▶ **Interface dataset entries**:
......

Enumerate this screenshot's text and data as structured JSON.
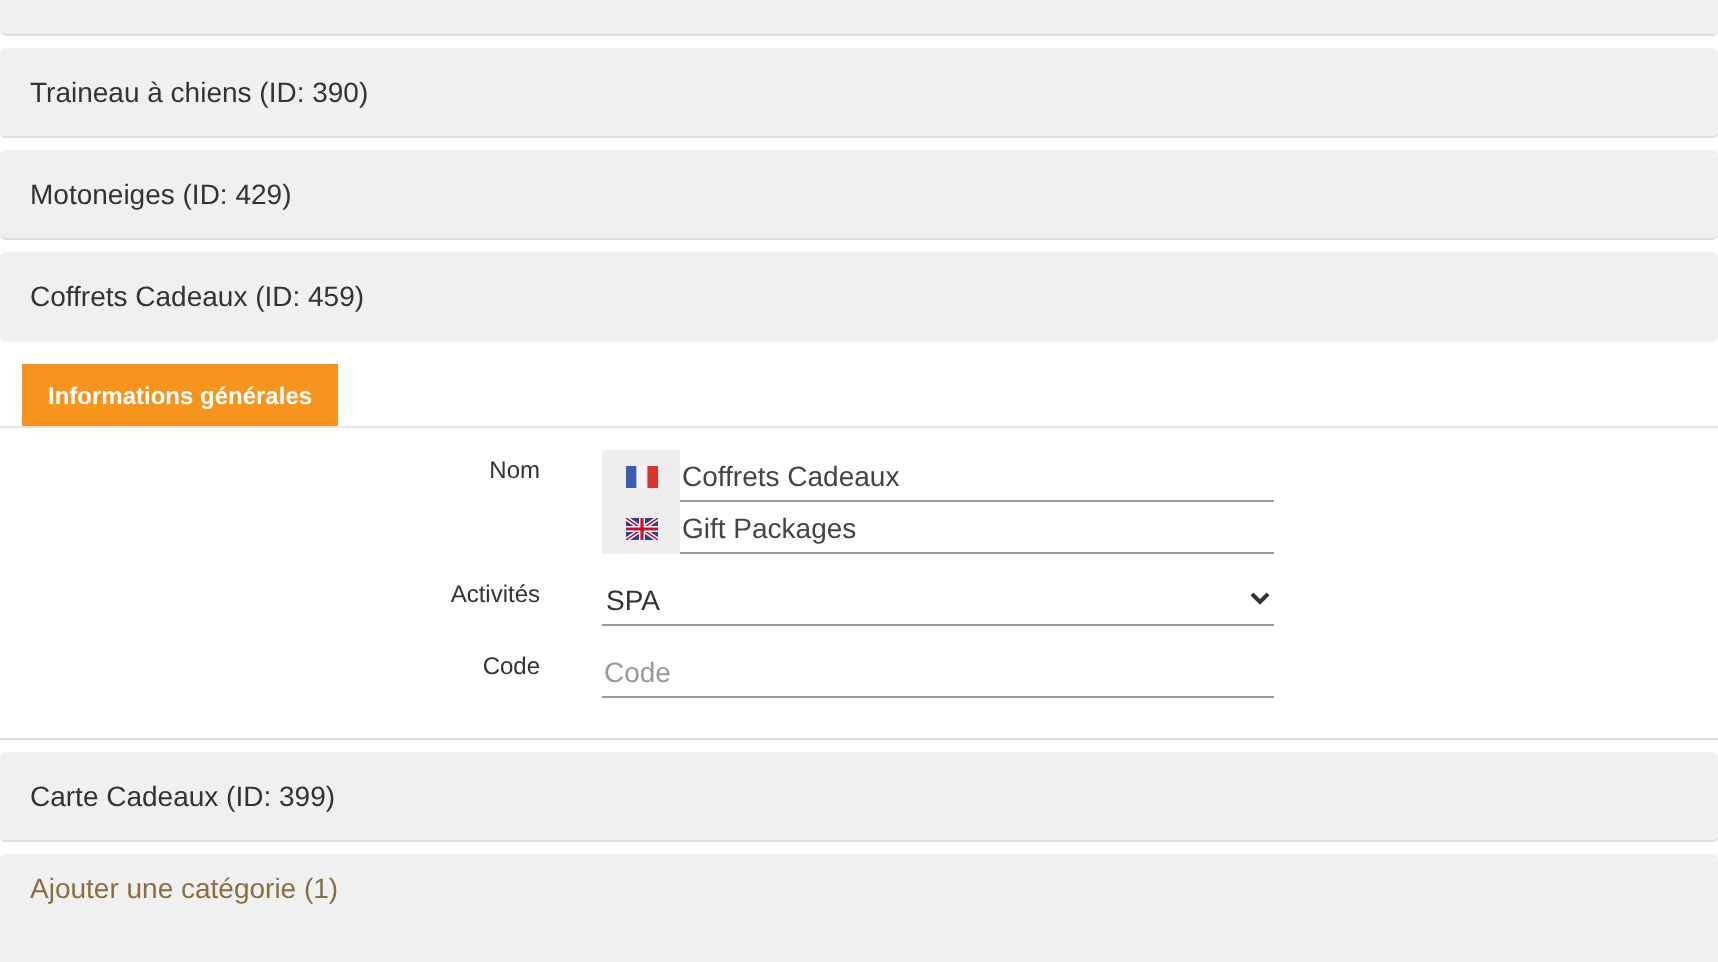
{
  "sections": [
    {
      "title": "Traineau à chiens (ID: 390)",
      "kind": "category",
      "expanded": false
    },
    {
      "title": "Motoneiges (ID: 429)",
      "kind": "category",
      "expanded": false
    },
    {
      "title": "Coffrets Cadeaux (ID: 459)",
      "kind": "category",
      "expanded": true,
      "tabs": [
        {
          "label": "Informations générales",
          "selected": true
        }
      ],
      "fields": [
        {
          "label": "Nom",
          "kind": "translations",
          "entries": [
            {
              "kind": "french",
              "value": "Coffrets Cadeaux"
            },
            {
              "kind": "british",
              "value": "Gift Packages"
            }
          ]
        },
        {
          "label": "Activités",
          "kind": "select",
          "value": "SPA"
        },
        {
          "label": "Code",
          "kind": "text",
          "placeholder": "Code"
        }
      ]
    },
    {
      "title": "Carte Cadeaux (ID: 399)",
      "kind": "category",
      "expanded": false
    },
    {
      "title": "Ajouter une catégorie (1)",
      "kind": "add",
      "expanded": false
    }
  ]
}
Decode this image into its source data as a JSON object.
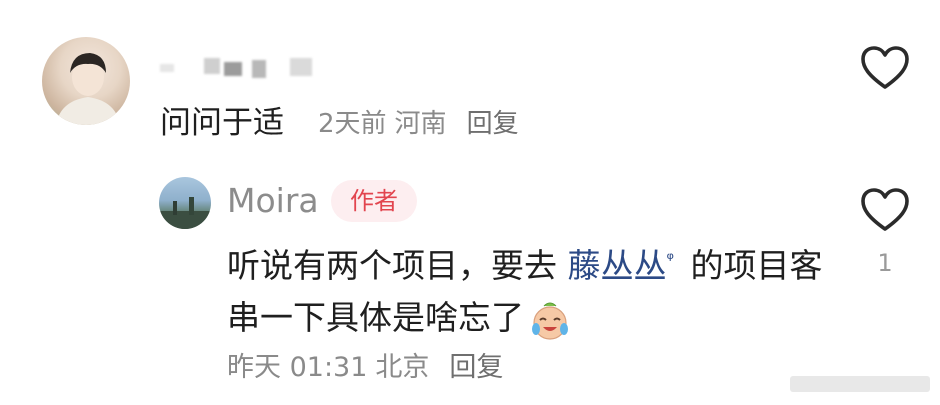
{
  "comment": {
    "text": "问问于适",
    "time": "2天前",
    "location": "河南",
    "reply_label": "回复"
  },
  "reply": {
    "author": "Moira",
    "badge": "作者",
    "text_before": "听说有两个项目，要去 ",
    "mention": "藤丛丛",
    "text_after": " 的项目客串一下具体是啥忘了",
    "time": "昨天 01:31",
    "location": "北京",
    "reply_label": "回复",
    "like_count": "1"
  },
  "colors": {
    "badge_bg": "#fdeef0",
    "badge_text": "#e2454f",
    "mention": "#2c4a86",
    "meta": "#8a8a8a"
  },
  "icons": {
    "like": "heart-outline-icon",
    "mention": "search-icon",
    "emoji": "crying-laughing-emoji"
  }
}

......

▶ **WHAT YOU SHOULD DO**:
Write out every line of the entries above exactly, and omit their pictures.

▶ **RESULT OF THE EXERCISE**:
Enumerate this screenshot's text and data as structured JSON.
{
  "sections": [
    {
      "title": "Traineau à chiens (ID: 390)",
      "kind": "category",
      "expanded": false
    },
    {
      "title": "Motoneiges (ID: 429)",
      "kind": "category",
      "expanded": false
    },
    {
      "title": "Coffrets Cadeaux (ID: 459)",
      "kind": "category",
      "expanded": true,
      "tabs": [
        {
          "label": "Informations générales",
          "selected": true
        }
      ],
      "fields": [
        {
          "label": "Nom",
          "kind": "translations",
          "entries": [
            {
              "kind": "french",
              "value": "Coffrets Cadeaux"
            },
            {
              "kind": "british",
              "value": "Gift Packages"
            }
          ]
        },
        {
          "label": "Activités",
          "kind": "select",
          "value": "SPA"
        },
        {
          "label": "Code",
          "kind": "text",
          "placeholder": "Code"
        }
      ]
    },
    {
      "title": "Carte Cadeaux (ID: 399)",
      "kind": "category",
      "expanded": false
    },
    {
      "title": "Ajouter une catégorie (1)",
      "kind": "add",
      "expanded": false
    }
  ]
}
Decode this image into its source data as a JSON object.
{
  "comment": {
    "text": "问问于适",
    "time": "2天前",
    "location": "河南",
    "reply_label": "回复"
  },
  "reply": {
    "author": "Moira",
    "badge": "作者",
    "text_before": "听说有两个项目，要去 ",
    "mention": "藤丛丛",
    "text_after": " 的项目客串一下具体是啥忘了",
    "time": "昨天 01:31",
    "location": "北京",
    "reply_label": "回复",
    "like_count": "1"
  },
  "colors": {
    "badge_bg": "#fdeef0",
    "badge_text": "#e2454f",
    "mention": "#2c4a86",
    "meta": "#8a8a8a"
  },
  "icons": {
    "like": "heart-outline-icon",
    "mention": "search-icon",
    "emoji": "crying-laughing-emoji"
  }
}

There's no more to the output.